In March 2022, hundreds of students at Yale Law School disrupted a panel with Kristen Waggoner, a conservative lawyer who has argued religious liberty cases before the Supreme Court, arguing that her presence was a "slap in the face" to "queer students." Yale's response to the incident left the school with egg on its face: Though the protest clearly violated Yale's free speech policies, which do not allow protesters to disrupt speakers, not a single student was disciplined.
Now Waggoner is returning to Yale Law for another talk. And this time, administrators aren't leaving anything to chance, banning press and anyone without a Yale Law School ID, including undergraduate students, from the event. They are also trying to prohibit covert cell phone recordings, which picked up audio of last year's disruption. It is not clear whether the ban on media includes the Yale Daily News, Yale's flagship student paper, whose editor in chief, Lucy Hodgman, did not respond to a request for comment.

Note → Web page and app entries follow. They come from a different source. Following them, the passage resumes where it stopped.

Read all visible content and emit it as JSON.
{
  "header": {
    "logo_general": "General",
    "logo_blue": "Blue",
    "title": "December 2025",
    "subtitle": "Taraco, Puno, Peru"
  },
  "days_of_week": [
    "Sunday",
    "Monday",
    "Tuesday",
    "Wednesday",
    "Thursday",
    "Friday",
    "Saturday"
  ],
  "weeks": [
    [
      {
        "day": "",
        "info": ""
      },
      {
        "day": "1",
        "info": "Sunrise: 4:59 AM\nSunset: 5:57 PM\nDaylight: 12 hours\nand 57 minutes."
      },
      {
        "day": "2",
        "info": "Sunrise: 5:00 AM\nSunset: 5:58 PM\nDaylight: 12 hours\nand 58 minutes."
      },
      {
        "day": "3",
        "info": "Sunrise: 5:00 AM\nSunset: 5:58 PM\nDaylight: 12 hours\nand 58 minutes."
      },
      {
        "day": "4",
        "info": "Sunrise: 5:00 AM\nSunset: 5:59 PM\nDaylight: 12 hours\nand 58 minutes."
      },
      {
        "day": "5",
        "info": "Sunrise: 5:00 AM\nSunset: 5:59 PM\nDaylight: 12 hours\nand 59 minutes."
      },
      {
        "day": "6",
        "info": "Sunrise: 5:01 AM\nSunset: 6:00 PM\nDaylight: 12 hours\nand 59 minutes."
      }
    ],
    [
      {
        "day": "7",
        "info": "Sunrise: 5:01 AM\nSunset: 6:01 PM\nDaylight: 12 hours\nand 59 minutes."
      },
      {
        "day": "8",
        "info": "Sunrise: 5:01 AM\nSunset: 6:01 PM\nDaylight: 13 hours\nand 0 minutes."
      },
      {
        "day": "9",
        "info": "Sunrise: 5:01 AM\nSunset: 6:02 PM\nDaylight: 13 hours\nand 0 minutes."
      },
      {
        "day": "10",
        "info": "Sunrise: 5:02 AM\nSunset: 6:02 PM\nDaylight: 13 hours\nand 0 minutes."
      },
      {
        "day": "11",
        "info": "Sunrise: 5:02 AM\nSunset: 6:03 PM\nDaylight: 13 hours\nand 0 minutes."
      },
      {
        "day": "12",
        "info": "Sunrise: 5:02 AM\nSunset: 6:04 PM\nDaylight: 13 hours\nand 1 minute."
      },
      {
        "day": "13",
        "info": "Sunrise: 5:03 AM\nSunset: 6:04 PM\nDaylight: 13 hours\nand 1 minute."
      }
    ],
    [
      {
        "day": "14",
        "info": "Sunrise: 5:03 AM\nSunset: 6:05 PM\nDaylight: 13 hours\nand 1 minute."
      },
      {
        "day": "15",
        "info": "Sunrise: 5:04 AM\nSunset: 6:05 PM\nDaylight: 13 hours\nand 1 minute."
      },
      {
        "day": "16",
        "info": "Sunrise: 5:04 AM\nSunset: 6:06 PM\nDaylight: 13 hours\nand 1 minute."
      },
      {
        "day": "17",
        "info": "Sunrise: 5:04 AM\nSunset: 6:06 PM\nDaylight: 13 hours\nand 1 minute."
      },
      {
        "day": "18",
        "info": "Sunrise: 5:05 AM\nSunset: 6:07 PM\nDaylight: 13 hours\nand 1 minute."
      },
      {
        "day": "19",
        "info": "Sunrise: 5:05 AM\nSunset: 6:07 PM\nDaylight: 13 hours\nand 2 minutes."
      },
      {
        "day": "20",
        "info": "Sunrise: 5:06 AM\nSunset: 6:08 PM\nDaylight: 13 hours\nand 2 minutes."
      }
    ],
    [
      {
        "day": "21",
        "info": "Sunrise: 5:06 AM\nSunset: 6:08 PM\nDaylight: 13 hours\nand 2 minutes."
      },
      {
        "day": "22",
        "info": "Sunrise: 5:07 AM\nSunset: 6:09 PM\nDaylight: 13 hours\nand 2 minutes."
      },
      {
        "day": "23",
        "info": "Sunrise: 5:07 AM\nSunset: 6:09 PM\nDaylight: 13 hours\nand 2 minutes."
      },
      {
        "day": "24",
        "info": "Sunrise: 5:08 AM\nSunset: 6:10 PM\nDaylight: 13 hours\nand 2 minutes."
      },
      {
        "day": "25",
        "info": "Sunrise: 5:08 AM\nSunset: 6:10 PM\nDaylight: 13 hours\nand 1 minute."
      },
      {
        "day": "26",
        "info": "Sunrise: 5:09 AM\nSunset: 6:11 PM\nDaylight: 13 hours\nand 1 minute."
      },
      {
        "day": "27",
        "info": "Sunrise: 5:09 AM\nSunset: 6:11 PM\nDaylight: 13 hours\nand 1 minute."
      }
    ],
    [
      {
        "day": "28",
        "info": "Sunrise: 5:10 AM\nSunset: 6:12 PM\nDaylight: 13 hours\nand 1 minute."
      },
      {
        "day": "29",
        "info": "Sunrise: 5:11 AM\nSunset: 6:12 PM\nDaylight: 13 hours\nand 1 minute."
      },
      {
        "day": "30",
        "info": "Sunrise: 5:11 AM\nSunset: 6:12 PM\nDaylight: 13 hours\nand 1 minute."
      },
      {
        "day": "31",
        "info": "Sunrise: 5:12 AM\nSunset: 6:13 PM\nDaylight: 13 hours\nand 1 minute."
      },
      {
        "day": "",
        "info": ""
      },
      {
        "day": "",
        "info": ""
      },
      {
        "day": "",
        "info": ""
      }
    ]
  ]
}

The event, scheduled for noon on Tuesday and hosted by the Federalist Society, will also feature Nadine Strossen, the first female president of the American Civil Liberties Union. Yale's draconian measures aren't sitting well with her. She is calling the school's decision to ban the press "unjustifiable," telling the Washington Free Beacon, "For an event that is discussing important First Amendment issues—and is designed to illustrate Yale Law School's announced recommitment to free speech—it is sadly ironic that elementary freedom of speech principles are being violated."